New tax rules may help Hong Kong close gap with Singapore as destination for company headquarters
With many mainland Chinese firms starting to move overseas, Hong Kong has a chance to become the location of choice for their corporate treasury operations, analysts say
New tax rules coming into effect could give a boost to Hong Kong’s efforts to attract more multinational companies and Chinese enterprises to set up headquarters and treasury functions in the city, an area where it has been losing ground to Singapore for years.
Bankers warned however that it could be some time before Hong Kong sees the benefits.
Effective last Friday, qualified companies would receive a 50 per cent cut to profits tax, from 16.5 to 8.25 per cent and see all their interest expenses items become tax deductible this financial year, if they choose to set up a corporate treasury centre in Hong Kong.
The change eliminates an unfavourable tax regime on interest payments that had seen many big companies decamp to a more friendly Singapore, taking with them the foreign exchange, derivatives trading, risk management and funding operations as well as accounting, legal and financial and banking businesses they might bring.
Between 2005 and 2015, the number of headquarters of global companies in Singapore jumped from 3,600 to 12,600, according to Monetary Authority of Singapore and industry survey figures.
The new rules could help Hong Kong reverse such a trend, as is well timed as many mainland Chinese companies prepare to expand internationally.
“Hong Kong needs to forge its position,” said Howard Yang, country head of Hong Kong for Citi’s Treasury and Trade Solutions.
“The two advantages of the city are in renminbi liquidity and the proximity to Chinese corporates. For most Chinese corporates on the path of internationalisation, Hong Kong will be their first choice as a destination. Hong Kong can capture these opportunities. With multinationals too, you can imagine they have a lot of yuan receivables from China.”
But Singapore’s early starter advantage means that it could take three to five years before Hong Kong catches up, Yang said.
“In the early stages of corporate treasury centre developments, the Singapore government was a lot more proactive in pushing for encouraging policies. In tax, staffing, policy stability matters, the overall competitiveness of Hong Kong was otherwise similar to Singapore. Most corporates at that point chose Singapore.”
Yang noted that some 100 company clients of Citi were looking to set up centralised operations for risk and cash management and local banking relationships, to improve efficiency in managing funding and interest costs. Half of them had chosen Hong Kong for their base.
Earlier, Norman Chan, chief executive of the Hong Kong Monetary Authority, who had led the lobbying for the tax changes over the past two years, expressed his optimism that the tax change would spur Hong Kong’s development as a place for a “headquarters economy”, and create great businesses and demand for banking, financing, risk management, taxation and legal advisory services.”
But Yang said another hurdle stood in Hong Kong’s way, the fact that Singapore has signed double taxation waiver agreements with some 70 countries around the world, while Hong Kong has only 32.
“These treaties have great implications on withholding tax: corporate loans and credit exposures would incur local tax.

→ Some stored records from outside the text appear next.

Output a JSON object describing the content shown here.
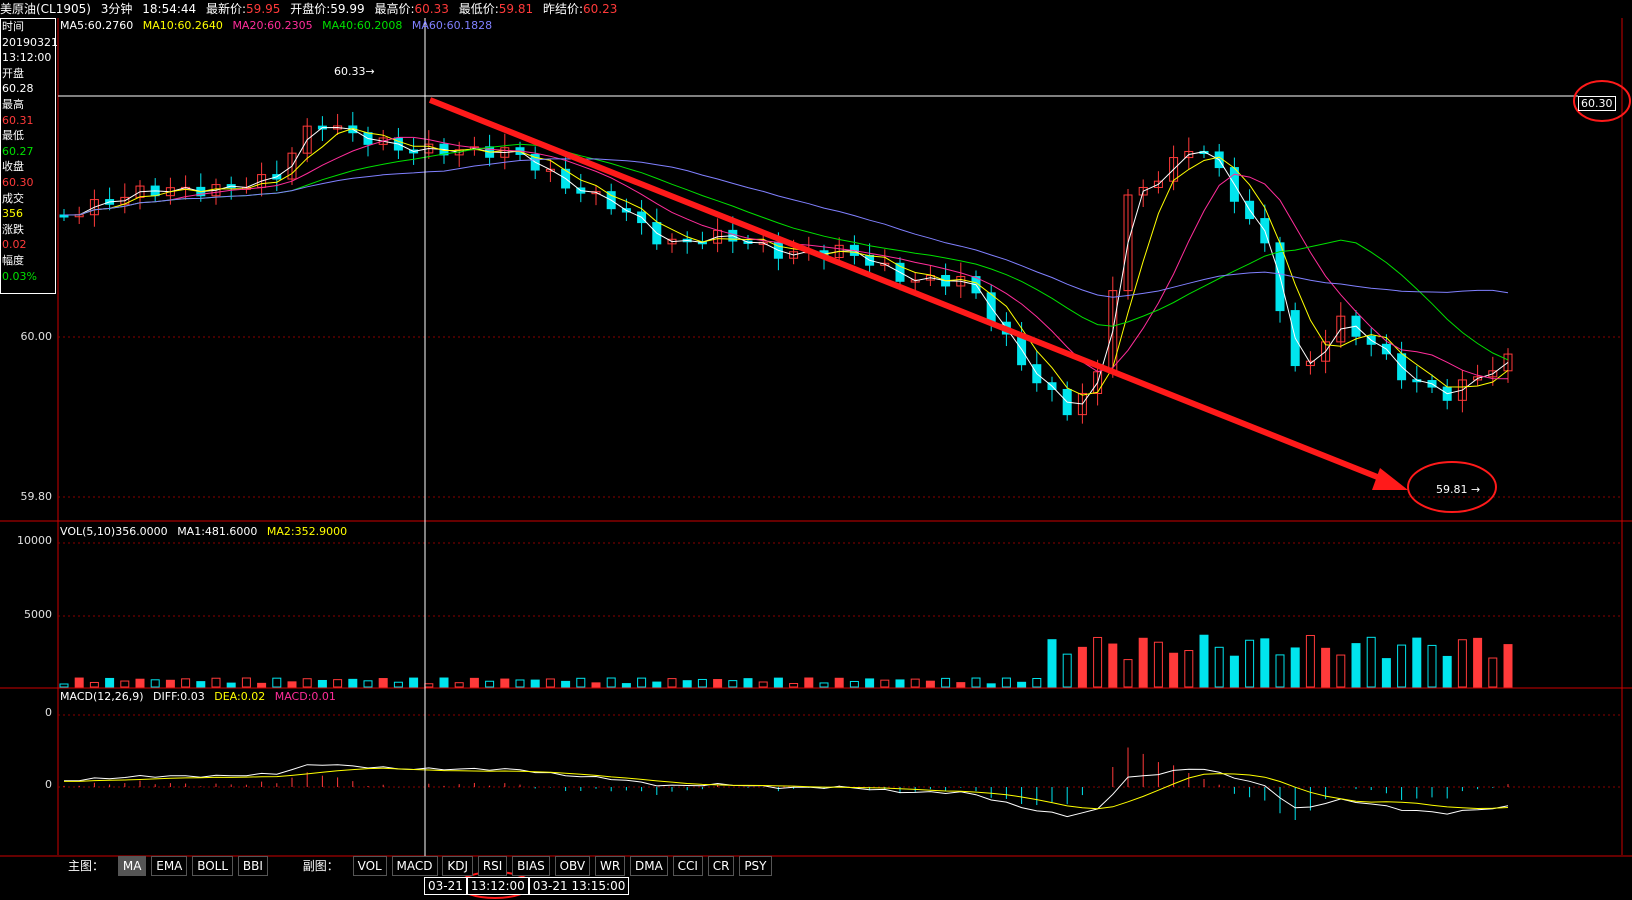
{
  "header": {
    "name": "美原油(CL1905)",
    "period": "3分钟",
    "time": "18:54:44",
    "latest_label": "最新价:",
    "latest": "59.95",
    "open_label": "开盘价:",
    "open": "59.99",
    "high_label": "最高价:",
    "high": "60.33",
    "low_label": "最低价:",
    "low": "59.81",
    "prev_label": "昨结价:",
    "prev": "60.23"
  },
  "ma_legend": [
    {
      "text": "MA5:60.2760",
      "color": "#ffffff"
    },
    {
      "text": "MA10:60.2640",
      "color": "#ffff00"
    },
    {
      "text": "MA20:60.2305",
      "color": "#ff2d9a"
    },
    {
      "text": "MA40:60.2008",
      "color": "#00e000"
    },
    {
      "text": "MA60:60.1828",
      "color": "#8080ff"
    }
  ],
  "info_panel": {
    "time_label": "时间",
    "date": "20190321",
    "time": "13:12:00",
    "open_label": "开盘",
    "open": "60.28",
    "high_label": "最高",
    "high": "60.31",
    "low_label": "最低",
    "low": "60.27",
    "close_label": "收盘",
    "close": "60.30",
    "vol_label": "成交",
    "vol": "356",
    "change_label": "涨跌",
    "change": "0.02",
    "amp_label": "幅度",
    "amp": "0.03%"
  },
  "price_axis": {
    "top_label": "60.00",
    "bottom_label": "59.80"
  },
  "annotations": {
    "high_marker": "60.33",
    "low_marker": "59.81",
    "crosshair_price": "60.30"
  },
  "volume": {
    "legend": [
      {
        "text": "VOL(5,10)356.0000",
        "color": "#ffffff"
      },
      {
        "text": "MA1:481.6000",
        "color": "#ffffff"
      },
      {
        "text": "MA2:352.9000",
        "color": "#ffff00"
      }
    ],
    "axis": [
      "10000",
      "5000"
    ]
  },
  "macd": {
    "legend": [
      {
        "text": "MACD(12,26,9)",
        "color": "#ffffff"
      },
      {
        "text": "DIFF:0.03",
        "color": "#ffffff"
      },
      {
        "text": "DEA:0.02",
        "color": "#ffff00"
      },
      {
        "text": "MACD:0.01",
        "color": "#ff2d9a"
      }
    ],
    "axis": [
      "0",
      "0"
    ]
  },
  "tabs": {
    "main_label": "主图：",
    "main": [
      "MA",
      "EMA",
      "BOLL",
      "BBI"
    ],
    "main_active": "MA",
    "sub_label": "副图：",
    "sub": [
      "VOL",
      "MACD",
      "KDJ",
      "RSI",
      "BIAS",
      "OBV",
      "WR",
      "DMA",
      "CCI",
      "CR",
      "PSY"
    ]
  },
  "time_bar": {
    "date": "03-21",
    "cursor_time": "13:12:00",
    "next": "03-21 13:15:00"
  },
  "colors": {
    "up": "#ff3a3a",
    "down": "#00e5ee",
    "ma5": "#ffffff",
    "ma10": "#ffff00",
    "ma20": "#ff2d9a",
    "ma40": "#00e000",
    "ma60": "#8080ff",
    "trend": "#ff1a1a"
  }
}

If I have a bilateral tax treaty with the place that I do business with, [withholding tax} could be waived.”